"nail holes, scratches, and other minor blemishes in finished wood surfaces… ideal for wood and simulated wood surfaces such as paneling, woodwork, molding, furniture, and cabinets."
I’m here to tell you that the advertising copy is an overstatement.
Instead of coming to a point like a Crayola, a DAP Dark Wood Blend Stick Wood Filler has a teardrop cross-section. One edge is sharp, the rest of the stick is round. This way you are can "feather" the wax if you need to blend two or more sticks for a better color match. DAP sells Blend Sticks in many different shades - light oak, dark oak, light walnut, dark walnut, cherry, maple, and other woods, plus plain black and white. The instructions tell you to fill in blemishes with a blend stick or combination of blend sticks, and voila! problem solved.
I've tried to use my Blend Sticks for several problems, during which I figured out that Blend Sticks are essentially worthless on furniture. If you have a scratch on a table top or the like, the “repair” soon smears and rubs out, leaving the old blemish intact. Where it does work pretty well is on paneling, molding and other wood that isn’t varnished or lacquered. If there are shallow scratches don’t go all the way through the finish, the product is basically useless. You get better results with a heavy coat or two of furniture wax.
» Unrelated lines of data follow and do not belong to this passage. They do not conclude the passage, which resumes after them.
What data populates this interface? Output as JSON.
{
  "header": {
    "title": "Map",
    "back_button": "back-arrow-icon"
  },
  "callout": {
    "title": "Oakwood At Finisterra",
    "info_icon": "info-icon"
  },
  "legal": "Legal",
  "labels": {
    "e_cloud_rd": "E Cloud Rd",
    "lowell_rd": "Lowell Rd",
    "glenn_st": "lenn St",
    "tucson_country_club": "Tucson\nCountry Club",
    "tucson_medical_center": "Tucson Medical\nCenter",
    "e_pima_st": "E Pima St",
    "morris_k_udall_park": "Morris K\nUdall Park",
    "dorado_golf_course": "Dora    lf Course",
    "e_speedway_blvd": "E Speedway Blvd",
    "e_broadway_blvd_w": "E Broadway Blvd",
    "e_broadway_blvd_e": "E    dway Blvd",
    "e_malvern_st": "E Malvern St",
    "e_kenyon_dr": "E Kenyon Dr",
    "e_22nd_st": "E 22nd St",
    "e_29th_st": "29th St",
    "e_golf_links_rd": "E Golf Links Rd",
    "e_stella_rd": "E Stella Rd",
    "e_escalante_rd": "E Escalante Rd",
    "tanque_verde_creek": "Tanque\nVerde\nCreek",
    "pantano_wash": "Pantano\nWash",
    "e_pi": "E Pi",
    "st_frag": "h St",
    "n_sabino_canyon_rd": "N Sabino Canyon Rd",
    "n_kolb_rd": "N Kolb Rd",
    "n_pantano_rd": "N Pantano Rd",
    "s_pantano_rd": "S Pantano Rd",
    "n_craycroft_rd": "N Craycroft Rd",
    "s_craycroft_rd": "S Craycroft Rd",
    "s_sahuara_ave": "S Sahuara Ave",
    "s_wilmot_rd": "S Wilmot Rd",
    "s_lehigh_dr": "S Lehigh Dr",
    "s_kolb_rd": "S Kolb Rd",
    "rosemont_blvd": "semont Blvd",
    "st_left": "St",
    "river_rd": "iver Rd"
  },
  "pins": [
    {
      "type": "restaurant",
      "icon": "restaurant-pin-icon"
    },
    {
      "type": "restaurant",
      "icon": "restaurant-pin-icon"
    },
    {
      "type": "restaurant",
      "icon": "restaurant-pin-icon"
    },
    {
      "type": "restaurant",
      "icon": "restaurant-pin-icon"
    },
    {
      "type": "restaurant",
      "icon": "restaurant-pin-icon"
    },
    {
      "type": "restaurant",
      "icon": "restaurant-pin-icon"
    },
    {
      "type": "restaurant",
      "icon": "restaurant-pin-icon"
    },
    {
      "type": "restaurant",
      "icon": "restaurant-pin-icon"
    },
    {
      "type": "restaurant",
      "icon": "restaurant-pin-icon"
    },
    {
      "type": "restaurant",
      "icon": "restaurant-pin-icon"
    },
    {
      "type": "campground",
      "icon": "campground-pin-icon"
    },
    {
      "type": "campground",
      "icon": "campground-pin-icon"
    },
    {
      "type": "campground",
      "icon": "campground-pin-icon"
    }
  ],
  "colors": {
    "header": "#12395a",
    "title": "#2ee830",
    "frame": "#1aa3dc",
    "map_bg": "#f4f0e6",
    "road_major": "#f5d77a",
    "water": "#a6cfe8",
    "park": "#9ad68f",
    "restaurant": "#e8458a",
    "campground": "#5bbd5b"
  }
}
Where furniture has small chips and scratches, I’ve gotten better results with felt-tip pens in various wood colors. Sometimes you have to blend them to get a good color match. Once you’ve used the pens, seal the surface with a good paste wax or even some clear nail polish, though you'll then have to smooth the surface with extra-fine sandpaper or steel wool and put on a heavy coat of wax. When it comes to furniture repairs using DAP Blend Sticks, good luck: you're on your own!